● TO DO
Search the data below for the word "STYLE" and report how many lines contain it. Nothing but the number is needed.

● EXTRACTED ENTRIES
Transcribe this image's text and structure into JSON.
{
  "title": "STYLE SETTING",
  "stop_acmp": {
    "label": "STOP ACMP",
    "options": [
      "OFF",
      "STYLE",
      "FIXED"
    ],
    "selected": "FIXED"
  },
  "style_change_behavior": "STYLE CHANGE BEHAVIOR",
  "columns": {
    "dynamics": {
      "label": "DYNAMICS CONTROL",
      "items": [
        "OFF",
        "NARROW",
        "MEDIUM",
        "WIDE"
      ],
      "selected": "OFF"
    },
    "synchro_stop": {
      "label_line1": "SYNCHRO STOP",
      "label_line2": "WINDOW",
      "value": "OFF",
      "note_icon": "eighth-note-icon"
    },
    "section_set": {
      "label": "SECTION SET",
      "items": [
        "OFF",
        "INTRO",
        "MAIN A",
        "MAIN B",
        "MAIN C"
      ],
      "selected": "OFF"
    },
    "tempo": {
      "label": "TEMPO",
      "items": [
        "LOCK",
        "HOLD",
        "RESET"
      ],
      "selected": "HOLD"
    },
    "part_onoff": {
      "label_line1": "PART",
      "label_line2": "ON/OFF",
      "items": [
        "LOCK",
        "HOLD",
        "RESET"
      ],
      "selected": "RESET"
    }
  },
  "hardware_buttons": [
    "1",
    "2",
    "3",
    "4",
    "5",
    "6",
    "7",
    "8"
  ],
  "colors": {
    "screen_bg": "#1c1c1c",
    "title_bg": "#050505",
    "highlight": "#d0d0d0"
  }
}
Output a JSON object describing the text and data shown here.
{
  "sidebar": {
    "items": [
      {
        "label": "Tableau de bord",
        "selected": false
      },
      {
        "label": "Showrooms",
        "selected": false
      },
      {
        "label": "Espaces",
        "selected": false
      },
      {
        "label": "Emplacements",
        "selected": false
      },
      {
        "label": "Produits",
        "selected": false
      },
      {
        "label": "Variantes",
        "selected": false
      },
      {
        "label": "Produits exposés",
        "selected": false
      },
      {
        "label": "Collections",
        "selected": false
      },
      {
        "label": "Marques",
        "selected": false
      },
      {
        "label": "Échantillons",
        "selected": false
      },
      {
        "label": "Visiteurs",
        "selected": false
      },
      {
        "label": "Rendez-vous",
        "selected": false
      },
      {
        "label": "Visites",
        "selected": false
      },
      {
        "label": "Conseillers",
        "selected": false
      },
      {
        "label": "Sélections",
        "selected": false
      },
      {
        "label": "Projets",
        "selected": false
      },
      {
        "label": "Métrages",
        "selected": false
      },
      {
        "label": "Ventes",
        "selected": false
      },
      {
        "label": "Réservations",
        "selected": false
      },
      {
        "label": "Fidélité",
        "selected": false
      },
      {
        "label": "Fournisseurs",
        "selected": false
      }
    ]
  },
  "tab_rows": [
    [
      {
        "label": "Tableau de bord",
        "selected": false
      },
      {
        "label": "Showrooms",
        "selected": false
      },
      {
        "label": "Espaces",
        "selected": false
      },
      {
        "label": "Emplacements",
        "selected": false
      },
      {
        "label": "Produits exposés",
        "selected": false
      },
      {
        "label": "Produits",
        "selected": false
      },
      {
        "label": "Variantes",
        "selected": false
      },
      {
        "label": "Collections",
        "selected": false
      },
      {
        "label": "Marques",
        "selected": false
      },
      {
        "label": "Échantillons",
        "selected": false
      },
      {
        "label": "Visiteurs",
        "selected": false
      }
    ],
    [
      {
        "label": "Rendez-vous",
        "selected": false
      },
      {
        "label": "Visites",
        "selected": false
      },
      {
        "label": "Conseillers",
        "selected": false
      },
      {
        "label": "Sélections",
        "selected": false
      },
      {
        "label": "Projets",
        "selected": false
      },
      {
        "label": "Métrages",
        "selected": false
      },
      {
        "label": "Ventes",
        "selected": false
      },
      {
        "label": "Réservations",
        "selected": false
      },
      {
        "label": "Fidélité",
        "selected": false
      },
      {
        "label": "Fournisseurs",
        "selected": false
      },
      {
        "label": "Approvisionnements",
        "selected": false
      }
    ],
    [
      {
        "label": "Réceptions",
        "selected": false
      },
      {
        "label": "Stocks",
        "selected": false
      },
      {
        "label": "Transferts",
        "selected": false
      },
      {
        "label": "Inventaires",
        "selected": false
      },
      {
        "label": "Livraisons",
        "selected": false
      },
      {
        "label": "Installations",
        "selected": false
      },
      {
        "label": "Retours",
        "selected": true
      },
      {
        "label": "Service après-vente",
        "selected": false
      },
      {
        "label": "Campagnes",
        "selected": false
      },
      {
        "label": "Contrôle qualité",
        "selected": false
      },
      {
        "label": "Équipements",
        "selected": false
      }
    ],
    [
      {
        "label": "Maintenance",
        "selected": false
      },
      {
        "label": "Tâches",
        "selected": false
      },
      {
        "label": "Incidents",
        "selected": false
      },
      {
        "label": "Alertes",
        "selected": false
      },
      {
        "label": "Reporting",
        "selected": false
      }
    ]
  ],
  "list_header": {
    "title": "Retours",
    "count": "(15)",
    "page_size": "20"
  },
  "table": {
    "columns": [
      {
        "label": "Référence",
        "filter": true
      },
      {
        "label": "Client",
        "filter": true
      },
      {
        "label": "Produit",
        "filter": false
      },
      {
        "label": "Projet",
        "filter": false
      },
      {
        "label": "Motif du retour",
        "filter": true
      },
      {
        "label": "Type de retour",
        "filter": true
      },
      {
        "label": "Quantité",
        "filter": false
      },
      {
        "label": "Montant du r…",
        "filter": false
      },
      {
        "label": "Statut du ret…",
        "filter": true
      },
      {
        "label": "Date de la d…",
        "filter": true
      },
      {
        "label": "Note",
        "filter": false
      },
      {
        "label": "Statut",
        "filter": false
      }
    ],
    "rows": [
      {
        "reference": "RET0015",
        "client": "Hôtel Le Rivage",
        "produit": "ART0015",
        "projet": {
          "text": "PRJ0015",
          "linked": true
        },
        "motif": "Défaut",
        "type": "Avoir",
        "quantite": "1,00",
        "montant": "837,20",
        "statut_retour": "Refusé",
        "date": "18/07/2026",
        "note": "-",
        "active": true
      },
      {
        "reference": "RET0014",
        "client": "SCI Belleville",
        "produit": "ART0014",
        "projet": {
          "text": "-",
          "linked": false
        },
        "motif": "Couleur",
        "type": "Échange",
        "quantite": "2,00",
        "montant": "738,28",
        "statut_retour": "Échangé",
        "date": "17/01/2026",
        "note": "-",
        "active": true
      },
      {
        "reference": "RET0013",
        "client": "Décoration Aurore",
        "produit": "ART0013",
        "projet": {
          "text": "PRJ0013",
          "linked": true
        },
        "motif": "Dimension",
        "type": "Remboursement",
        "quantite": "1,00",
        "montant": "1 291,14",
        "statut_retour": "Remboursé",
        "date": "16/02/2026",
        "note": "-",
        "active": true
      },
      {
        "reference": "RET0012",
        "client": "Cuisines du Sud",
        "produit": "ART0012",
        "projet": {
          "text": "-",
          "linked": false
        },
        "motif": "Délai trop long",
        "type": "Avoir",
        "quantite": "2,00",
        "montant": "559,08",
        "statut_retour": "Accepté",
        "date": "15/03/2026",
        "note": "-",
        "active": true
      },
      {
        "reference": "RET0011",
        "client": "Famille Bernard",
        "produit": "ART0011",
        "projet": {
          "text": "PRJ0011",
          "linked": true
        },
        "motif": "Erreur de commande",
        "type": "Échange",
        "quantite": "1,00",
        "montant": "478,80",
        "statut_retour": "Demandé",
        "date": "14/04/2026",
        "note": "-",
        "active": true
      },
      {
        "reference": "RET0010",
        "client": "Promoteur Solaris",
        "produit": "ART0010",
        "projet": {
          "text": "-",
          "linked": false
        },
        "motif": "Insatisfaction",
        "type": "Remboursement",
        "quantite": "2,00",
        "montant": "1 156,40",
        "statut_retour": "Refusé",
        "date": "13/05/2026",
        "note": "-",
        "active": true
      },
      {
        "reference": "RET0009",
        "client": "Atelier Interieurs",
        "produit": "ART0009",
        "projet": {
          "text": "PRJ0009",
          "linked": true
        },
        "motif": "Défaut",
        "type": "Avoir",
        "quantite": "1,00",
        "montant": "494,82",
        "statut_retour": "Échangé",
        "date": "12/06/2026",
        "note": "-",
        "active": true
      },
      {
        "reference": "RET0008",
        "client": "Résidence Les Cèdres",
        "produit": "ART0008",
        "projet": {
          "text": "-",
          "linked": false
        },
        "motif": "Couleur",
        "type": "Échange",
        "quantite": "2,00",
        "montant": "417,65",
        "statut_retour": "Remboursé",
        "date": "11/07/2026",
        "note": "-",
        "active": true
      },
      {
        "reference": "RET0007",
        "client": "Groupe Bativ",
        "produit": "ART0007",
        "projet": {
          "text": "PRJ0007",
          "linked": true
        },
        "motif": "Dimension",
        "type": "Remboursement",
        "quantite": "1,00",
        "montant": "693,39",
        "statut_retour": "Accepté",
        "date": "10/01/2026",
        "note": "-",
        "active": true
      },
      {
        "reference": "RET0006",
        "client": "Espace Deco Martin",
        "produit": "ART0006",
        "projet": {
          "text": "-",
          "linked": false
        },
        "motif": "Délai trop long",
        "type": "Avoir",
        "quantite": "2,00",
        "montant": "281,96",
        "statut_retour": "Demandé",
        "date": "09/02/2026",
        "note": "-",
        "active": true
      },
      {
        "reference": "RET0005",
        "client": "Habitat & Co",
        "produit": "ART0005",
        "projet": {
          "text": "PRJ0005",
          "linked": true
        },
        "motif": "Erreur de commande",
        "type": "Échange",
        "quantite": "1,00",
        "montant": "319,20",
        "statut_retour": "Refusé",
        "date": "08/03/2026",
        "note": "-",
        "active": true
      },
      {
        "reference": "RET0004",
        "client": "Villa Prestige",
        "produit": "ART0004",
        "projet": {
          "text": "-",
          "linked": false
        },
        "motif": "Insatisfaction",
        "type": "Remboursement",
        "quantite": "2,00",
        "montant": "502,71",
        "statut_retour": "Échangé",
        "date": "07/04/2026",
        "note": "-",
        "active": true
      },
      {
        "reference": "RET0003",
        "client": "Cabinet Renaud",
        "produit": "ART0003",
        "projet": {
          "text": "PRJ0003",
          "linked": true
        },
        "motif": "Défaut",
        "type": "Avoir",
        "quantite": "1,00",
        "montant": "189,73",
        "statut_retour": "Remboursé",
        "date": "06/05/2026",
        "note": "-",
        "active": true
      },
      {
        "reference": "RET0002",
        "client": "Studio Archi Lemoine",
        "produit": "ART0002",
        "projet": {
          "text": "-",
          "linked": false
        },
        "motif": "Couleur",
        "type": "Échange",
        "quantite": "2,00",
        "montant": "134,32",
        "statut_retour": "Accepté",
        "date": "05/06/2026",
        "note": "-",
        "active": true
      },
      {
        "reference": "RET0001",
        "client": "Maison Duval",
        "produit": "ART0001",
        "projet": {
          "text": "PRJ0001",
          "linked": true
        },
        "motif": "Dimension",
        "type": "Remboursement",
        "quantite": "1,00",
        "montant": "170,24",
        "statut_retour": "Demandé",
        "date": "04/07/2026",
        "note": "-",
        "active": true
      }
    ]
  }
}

● SOLUTION TO THIS EXERCISE
3